and now, a fascinating new study published in the new england journal of medicine entitled phase 3 study of ibalizumab for multidrug-resistant hiv-1.
ibalizumab, a humanized igg4 monoclonal antibody, blocks the entry of hiv-1 by noncompetitive binding to cd4.
besides the obvious issues of cost and long-term safety outcomes, i wonder about the why the study was 25 weeks long. why not 26 weeks or 50 weeks or 100 weeks?
i wonder if diminished ibalizumab susceptibility in vitro in patients who had virologic failure would worsen with a longer duration of the study.
i also wonder if ibalizumab might have efficacy against htlv-1 or other retroviruses.
a great paper and i look forward to thoughts from experts like dr. paul sax. i’m sure those will be coming out on his blog soon. dr. carlos del rio has already written about the study.
another obvious thought is that even if ibalizumab is proven to be safe and effective, its use should be minimal. we have highly potent doultegravir-based regimens that if given with directly observed therapy should obviate the need for any humanized igg4 monoclonal antibody-based therapies.

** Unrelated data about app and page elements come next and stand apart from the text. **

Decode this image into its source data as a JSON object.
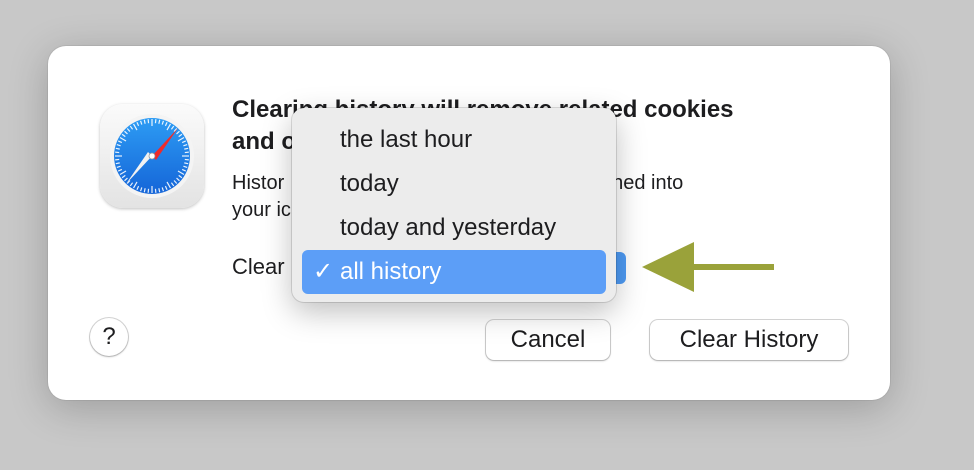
{
  "dialog": {
    "title_line1": "Clearing history will remove related cookies",
    "title_line2": "and o",
    "body_line1": "Histor                                       r devices signed into",
    "body_line2": "your ic",
    "clear_label": "Clear",
    "help_label": "?",
    "cancel_label": "Cancel",
    "clear_history_label": "Clear History",
    "app_icon": "safari-compass-icon"
  },
  "menu": {
    "items": [
      {
        "label": "the last hour",
        "checked": false
      },
      {
        "label": "today",
        "checked": false
      },
      {
        "label": "today and yesterday",
        "checked": false
      },
      {
        "label": "all history",
        "checked": true
      }
    ],
    "check_glyph": "✓"
  },
  "annotation": {
    "arrow_color": "#9aa23a",
    "direction": "left"
  },
  "colors": {
    "selection": "#5c9ef7",
    "background": "#c8c8c8"
  }
}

so in my opinion, if public health is doing its job, the market for this drug would be low, and the return on investment would also be low. but public health usually isn’t getting the job done because of the skewed incentives of capitalism in health care.
what do you think? leave a reply below if you like.
philip albert lederer m.d.